Last year, Earl’s Beer and Cheese emerged, seemingly from the ether, along the northern edges of the Upper East Side, bringing youthful buzz and craft brews to a ’hood that had long been a wasteland for both. Now, the previously drowsy area has received another boost from the oenocentric ABV, the latest piece of a loosely affiliated mini empire that also includes the musically inclined Vinyl Wine shop and an in-the-works cocktail bar called Guthrie Inn. With exposed-brick walls, filament bulbs and orange banquettes, ABV lacks the scrappy, fish-out-of-water charm of Earl’s. But while the look is more familiar, the menu is rife with eccentric touches: vino on tap, an exotic all-European beer list and head-scratching grub from Corey Cova, who has left Earl’s to take a starring role at ABV’s chef’s counter. Not surprisingly, the place has struck an immediate nerve, filling up with off-the-clock Mount Sinai residents, thirsty East Harlemites and other locals eager for another new neighborhood joint to call their own. DRINK THIS: While Earl’s makes do with just four beer taps and a handful of craft cans, ABV delivers a hefty binder of drink options. More than 50 wines are organized under user-friendly headers such as “rich, earthy, exotic reds” and “clean, crisp, refreshing whites,” with an eye toward offbeat producers. And those Continental brews, including classics like Kulmbacher pilsner ($6) and beer-nerd bait such as Evil Twin Hop Flood ($7), offer a refreshing detour from th

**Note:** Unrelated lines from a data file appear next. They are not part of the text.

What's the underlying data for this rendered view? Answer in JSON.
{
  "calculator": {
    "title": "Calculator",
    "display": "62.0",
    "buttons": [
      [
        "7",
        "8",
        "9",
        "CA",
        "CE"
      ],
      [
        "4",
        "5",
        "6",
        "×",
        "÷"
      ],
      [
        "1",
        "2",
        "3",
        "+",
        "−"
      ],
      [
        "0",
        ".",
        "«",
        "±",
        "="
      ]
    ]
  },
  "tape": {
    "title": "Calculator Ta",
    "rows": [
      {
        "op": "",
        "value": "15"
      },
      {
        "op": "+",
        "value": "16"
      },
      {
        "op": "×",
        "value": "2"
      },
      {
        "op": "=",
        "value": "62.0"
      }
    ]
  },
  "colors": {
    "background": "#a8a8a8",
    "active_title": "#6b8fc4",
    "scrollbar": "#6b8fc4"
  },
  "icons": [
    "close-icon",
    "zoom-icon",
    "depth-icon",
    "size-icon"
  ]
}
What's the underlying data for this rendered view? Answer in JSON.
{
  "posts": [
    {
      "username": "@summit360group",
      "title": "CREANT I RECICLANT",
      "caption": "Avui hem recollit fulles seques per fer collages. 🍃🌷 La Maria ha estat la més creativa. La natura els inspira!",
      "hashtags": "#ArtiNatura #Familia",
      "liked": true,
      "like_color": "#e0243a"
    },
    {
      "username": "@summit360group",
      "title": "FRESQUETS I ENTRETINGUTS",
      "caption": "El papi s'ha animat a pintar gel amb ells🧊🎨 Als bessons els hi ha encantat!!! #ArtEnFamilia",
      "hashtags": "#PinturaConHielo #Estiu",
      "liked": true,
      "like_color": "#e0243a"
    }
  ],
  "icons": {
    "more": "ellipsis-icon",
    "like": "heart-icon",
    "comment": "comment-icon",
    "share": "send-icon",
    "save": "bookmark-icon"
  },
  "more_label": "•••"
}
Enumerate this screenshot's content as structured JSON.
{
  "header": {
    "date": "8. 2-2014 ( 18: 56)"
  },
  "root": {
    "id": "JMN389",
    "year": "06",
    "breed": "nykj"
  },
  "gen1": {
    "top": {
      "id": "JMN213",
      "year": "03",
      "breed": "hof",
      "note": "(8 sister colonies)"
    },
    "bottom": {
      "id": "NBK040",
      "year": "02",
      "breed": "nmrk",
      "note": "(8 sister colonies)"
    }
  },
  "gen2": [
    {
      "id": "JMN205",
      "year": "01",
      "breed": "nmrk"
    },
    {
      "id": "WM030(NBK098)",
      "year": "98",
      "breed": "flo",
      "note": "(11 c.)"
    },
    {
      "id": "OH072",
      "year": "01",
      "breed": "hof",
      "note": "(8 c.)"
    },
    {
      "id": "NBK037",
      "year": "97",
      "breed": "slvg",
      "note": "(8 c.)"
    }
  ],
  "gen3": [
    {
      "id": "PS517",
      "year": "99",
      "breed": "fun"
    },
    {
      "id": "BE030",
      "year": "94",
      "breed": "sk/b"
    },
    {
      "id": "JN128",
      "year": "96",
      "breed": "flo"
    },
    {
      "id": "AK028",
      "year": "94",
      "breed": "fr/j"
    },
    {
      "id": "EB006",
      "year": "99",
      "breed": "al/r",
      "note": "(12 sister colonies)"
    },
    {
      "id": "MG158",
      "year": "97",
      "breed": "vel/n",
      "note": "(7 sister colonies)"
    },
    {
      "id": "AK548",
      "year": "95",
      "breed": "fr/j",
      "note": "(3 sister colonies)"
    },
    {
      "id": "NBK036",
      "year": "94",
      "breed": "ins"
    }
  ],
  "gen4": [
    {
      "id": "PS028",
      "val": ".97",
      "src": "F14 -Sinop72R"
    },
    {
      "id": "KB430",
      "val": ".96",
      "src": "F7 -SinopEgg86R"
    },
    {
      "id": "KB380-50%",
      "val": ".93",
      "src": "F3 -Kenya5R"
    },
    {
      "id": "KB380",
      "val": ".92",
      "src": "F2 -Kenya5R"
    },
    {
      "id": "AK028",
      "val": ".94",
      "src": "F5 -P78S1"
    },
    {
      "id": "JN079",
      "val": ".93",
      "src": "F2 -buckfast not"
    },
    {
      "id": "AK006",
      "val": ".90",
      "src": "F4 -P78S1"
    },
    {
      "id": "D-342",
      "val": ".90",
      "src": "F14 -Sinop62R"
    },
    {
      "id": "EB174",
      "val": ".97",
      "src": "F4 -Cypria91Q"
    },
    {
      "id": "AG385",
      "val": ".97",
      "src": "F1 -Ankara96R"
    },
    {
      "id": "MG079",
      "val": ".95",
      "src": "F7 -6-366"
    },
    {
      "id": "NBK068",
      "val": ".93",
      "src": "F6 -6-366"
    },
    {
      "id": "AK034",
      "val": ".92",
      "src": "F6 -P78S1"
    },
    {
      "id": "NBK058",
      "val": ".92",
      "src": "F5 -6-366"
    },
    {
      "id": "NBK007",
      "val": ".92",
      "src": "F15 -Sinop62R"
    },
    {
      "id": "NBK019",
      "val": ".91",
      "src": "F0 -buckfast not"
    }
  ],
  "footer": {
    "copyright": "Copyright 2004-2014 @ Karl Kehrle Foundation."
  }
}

No bar has a better collection of ’70s lunch boxes, and the rollicking jukebox ain’t half bad, either. Recreational opportunities abound at roomy Ace (two pool tables, Big Buck Hunter), and the 2-to-7pm happy hour, six days a week, is perfect for the serious afternoon drinker (14 beers on tap let you keep the pints rotating). Beautiful locals are attracted by the clublike exterior; inside, the pool-hall atmosphere makes it an excellent place for a birthday party or just a beer among friends.